One of the biggest stories this week has been the Liberator, the first fully functional gun created with a 3D printer. After proving that the plastic gun can fire a live round, the Liberator’s creator, Cody Wilson of Defense Distributed, uploaded the blueprints to the gun so anyone could download them for free and use a 3D printer to create their own.

The State Department has since ordered Defense Distributed to remove the download, but not before it was downloaded hundreds of thousands of times and shared to uncountable sharing web sites like The Pirate Bay.

Even in name, the Liberator brings to life the Libertarian fantasy of every person having unrestricted access to firearms to defend against the tyrannies of government, terrorists, or "street thugs." For the right, the Liberator is the embodiment of the Second Amendment, that holy part of the constitution meant to “empower the governed to overthrow the government should it become tyrannical,” according to one TPB commenter.

“How do governments behave if they must one day operate on the assumption that any and every citizen has near instant access to a firearm through the Internet?” Defense Distributed asked. “Let’s find out.”

Actually, let’s not.

Let’s instead focus on the Second Amendment, that holy part of the constitution that makes guns like the Liberator such a necessity; a well-regulated militia being necessary to the security of a free state, the right of the people to keep and bear arms shall not be infringed.

There is not a single thing about the Liberator than can possibly be considered “well-regulated.” It's a gun that, by design, is undetectable, untraceable, and easy to produce. One of Defense Distributed’s goals is to adapt their gun designs for cheaper printers, so “any person has near-instant access to a firearm through the Internet.”

Great idea. You know all those tyrants, terrorists, and “street thugs” you so desperately worry about? They can print the gun too. They can bring them on airplanes, government offices, court rooms, and businesses without getting stopped by a metal detector. When one of these dangerous people you fear uses the gun, no one will be able to trace the weapon back to them.   

We have driver’s licenses because, like guns, cars are very dangerous and capable of killing someone. We want the users to be trained in operating cars so they are as safe as possible. We have to take tests to prove that we are both physically and mentally capable of operating a car. We even have different levels of licenses, so only the most qualified people can operate the most dangerous vehicles. Sure, accidents and tragedies still happen, but the system helps.

It’s the same reason why every person should not have access to a gun, and why every gunowner should not have access to high-explosive, anti-tank warheads (another blueprint created by Defense Distributed with 3D printing and uploaded for free on the Internet). Recent tragedies continue to remind us that dangerous people have little trouble accessing firearms. Let's not make it easier for them. 

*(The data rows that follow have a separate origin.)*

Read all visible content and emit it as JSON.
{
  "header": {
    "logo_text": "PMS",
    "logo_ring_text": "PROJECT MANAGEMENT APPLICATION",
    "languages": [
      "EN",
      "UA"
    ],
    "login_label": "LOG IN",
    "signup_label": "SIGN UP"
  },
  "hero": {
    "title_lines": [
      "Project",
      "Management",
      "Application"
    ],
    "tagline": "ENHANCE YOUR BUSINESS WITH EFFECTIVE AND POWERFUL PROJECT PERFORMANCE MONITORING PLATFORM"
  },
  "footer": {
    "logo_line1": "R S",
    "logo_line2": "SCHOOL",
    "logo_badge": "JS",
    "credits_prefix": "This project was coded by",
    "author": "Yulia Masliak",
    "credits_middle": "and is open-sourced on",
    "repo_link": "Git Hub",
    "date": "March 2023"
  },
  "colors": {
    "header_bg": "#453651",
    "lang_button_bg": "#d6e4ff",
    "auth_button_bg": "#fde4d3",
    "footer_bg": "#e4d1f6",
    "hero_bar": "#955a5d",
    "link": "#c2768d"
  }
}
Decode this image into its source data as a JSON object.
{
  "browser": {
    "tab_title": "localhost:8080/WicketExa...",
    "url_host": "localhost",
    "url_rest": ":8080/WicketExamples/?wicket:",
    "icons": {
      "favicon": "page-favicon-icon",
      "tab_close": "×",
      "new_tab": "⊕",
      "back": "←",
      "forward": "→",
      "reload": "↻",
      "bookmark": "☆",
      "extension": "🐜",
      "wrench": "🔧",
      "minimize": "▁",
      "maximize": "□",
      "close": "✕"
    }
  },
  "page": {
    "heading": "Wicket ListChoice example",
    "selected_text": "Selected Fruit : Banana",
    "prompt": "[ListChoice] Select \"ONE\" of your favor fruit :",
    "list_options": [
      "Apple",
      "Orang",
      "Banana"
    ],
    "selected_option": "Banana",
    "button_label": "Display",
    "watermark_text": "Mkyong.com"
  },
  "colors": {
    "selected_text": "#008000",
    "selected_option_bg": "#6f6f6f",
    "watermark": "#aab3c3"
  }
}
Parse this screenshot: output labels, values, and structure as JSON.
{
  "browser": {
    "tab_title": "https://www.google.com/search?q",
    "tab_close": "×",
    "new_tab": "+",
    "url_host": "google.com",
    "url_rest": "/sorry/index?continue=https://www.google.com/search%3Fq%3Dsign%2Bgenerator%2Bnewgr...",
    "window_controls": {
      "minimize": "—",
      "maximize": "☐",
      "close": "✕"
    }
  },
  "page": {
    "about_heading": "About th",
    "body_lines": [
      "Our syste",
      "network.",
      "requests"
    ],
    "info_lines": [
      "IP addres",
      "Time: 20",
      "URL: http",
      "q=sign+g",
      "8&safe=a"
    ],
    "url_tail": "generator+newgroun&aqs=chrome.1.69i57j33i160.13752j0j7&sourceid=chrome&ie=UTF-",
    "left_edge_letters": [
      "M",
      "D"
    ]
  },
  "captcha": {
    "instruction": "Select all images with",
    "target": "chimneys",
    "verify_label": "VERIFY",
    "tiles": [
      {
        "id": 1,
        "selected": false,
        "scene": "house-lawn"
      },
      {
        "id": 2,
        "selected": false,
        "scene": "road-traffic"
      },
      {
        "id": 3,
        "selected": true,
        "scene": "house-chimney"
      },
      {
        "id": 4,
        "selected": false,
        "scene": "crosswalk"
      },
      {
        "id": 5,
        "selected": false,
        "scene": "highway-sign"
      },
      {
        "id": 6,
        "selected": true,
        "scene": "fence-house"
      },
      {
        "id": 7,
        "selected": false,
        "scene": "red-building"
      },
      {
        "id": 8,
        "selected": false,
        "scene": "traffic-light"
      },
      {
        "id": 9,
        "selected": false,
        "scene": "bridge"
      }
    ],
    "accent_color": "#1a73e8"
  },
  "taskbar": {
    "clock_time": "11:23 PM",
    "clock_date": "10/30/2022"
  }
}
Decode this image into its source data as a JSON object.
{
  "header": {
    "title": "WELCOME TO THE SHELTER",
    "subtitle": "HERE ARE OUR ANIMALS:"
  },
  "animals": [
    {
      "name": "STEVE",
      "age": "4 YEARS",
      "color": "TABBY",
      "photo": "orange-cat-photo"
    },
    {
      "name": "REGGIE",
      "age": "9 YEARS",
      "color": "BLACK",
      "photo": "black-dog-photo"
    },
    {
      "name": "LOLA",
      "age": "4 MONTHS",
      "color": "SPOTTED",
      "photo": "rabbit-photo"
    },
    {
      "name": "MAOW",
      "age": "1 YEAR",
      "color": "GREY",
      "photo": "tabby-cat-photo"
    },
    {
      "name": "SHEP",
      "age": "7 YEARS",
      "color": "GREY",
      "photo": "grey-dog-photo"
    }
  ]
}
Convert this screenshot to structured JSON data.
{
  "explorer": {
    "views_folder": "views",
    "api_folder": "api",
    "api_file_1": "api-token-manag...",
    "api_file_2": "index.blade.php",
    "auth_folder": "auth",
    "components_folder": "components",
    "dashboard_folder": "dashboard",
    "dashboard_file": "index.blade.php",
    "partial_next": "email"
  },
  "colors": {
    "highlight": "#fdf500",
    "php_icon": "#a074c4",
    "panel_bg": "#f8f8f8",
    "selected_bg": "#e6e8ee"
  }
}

Regulation is not oppression. It’s constitutional. It’s written right there in the same amendment that allows for the right to bear arms. 

The Liberator, an un-regulated gun, is what's unconstitutional.